One in four Nepalis is diabetic yet public awareness and understanding of diabetes is still very low
One in four Nepalis is diabetic. Thousands have died and hundreds more suffer from visual impairment, blindness, or kidney failure due to complications of having high blood sugar levels for years.
Yet public awareness and understanding of diabetes is still very low. Children are taught about major killers like malaria, TB, HIV/AIDS in school, but diabetes unfortunately does not fall in this list.

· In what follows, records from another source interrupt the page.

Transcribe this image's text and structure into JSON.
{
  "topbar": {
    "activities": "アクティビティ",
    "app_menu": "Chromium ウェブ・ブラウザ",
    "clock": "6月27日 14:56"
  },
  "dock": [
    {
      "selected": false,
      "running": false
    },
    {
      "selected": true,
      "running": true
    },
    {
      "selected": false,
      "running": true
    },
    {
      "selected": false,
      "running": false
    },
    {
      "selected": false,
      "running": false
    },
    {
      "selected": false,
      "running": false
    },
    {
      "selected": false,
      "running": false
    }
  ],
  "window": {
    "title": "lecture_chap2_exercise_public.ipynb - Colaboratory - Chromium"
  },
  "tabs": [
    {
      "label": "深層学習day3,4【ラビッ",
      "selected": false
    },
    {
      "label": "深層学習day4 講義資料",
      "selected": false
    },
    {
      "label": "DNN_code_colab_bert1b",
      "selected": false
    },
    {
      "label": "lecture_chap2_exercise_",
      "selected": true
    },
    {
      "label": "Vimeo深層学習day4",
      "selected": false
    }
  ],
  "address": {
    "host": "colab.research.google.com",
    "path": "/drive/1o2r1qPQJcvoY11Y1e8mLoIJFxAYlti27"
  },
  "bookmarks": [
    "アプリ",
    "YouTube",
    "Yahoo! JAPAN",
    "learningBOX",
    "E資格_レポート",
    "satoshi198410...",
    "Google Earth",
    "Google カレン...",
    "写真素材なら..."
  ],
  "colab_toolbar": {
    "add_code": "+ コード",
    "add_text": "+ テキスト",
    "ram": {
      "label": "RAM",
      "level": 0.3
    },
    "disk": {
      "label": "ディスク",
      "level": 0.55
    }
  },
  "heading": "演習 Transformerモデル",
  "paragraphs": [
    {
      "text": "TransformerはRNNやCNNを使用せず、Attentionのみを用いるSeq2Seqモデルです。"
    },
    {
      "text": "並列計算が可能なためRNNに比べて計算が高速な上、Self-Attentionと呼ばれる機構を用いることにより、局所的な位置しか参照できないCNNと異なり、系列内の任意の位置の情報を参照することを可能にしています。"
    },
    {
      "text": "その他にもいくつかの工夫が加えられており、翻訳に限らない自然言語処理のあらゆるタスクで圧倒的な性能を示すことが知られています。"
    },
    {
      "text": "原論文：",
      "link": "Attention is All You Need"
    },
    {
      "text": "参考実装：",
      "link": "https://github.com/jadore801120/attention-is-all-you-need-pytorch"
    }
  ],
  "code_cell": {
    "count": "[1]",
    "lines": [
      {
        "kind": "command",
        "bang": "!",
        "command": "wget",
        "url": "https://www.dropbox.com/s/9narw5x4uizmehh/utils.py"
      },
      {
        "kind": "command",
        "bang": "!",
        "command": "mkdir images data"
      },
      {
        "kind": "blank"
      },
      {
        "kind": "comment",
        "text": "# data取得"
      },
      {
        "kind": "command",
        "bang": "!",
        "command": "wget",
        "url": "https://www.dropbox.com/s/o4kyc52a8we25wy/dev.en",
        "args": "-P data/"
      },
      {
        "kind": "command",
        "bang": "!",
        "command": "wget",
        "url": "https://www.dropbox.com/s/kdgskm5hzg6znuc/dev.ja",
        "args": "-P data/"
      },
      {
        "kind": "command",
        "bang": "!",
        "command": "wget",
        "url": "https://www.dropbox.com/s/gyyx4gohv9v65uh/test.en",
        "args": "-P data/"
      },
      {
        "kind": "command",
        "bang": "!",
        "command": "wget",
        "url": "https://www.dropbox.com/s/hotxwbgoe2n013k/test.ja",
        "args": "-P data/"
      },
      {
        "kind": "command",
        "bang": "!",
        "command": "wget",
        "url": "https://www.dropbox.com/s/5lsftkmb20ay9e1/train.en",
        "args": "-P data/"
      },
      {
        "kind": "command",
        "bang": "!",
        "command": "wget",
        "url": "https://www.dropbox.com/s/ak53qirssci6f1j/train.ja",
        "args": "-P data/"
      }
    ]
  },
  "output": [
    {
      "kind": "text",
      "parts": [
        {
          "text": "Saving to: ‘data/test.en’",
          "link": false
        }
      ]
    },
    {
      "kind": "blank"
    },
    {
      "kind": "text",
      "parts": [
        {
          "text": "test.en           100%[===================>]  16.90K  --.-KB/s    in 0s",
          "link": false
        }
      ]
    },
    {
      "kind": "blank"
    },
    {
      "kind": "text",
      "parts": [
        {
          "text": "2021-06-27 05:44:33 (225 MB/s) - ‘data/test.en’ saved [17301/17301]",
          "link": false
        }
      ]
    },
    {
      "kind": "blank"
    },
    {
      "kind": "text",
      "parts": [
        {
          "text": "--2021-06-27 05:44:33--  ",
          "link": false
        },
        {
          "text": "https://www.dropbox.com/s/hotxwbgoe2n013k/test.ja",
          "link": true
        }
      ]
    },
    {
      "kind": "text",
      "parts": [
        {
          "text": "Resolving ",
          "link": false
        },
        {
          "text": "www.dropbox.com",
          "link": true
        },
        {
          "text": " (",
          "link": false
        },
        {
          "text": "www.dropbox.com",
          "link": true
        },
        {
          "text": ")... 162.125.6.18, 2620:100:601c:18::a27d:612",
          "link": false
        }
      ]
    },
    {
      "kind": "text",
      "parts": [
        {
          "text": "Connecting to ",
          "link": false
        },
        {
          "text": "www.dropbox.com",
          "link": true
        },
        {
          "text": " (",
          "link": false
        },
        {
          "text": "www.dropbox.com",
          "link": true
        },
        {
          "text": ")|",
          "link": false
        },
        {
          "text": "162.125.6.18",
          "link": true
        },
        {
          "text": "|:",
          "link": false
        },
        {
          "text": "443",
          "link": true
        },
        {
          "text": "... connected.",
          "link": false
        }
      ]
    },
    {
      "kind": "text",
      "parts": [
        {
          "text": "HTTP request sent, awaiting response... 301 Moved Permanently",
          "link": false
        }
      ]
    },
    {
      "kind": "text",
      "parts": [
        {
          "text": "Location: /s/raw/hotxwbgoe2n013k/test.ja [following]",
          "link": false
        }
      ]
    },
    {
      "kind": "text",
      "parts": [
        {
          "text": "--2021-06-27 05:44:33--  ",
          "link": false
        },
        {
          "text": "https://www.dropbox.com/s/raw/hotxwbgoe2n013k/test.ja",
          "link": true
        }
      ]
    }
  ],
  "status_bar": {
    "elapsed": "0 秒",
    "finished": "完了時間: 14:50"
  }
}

The good news is that the government now provides free hemodialysis in select hospitals like Patan Hospital. For hundreds of diabetics whose kidneys can no longer filter impurities in the blood, this free service (which otherwise costs upwards of Rs 25,000 per month) is allowing them to live longer.
Diabetic nephropathy, a progressive kidney disease, is the major reason why so many Nepalis have to undergo hemodialysis. Nephropathy may be functionally silent that means patients may not show any symptoms for 10 to 15 years after the onset of diabetes. The commonly-used dipstick test (a strip of paper put into a urine sample) will pick up albumin (protein) only when nephropathy is in its advanced stage.
Therefore, it is imperative for diabetics to keep their blood sugar level under control during these ‘silent years’ to avoid (or postpone) renal failure. Because once the albumin becomes significant enough to be detected by dipstick, there is a steady decline in renal function with the rate of blood and plasma filtering in the kidney decreasing on an average of 1ml/min per month.
Since the normal function of the kidney is to filter about 125ml/min, this steady decline will lead to kidney failure in about 12 years after diagnosis of diabetes. However, if blood sugar is kept in check and spilling of albumin in the urine is prevented, this complication can at least be postponed or avoided.
Our emphasis has to be prevention though. Healthy and balanced diet, regular exercise, and maintaining age/height appropriate weight will help keep blood sugar to a normal of 70-100 mg/dL. Alongside taking their medicines or insulin shots, those with diabetes too should follow these three steps to lead longer, healthier lives.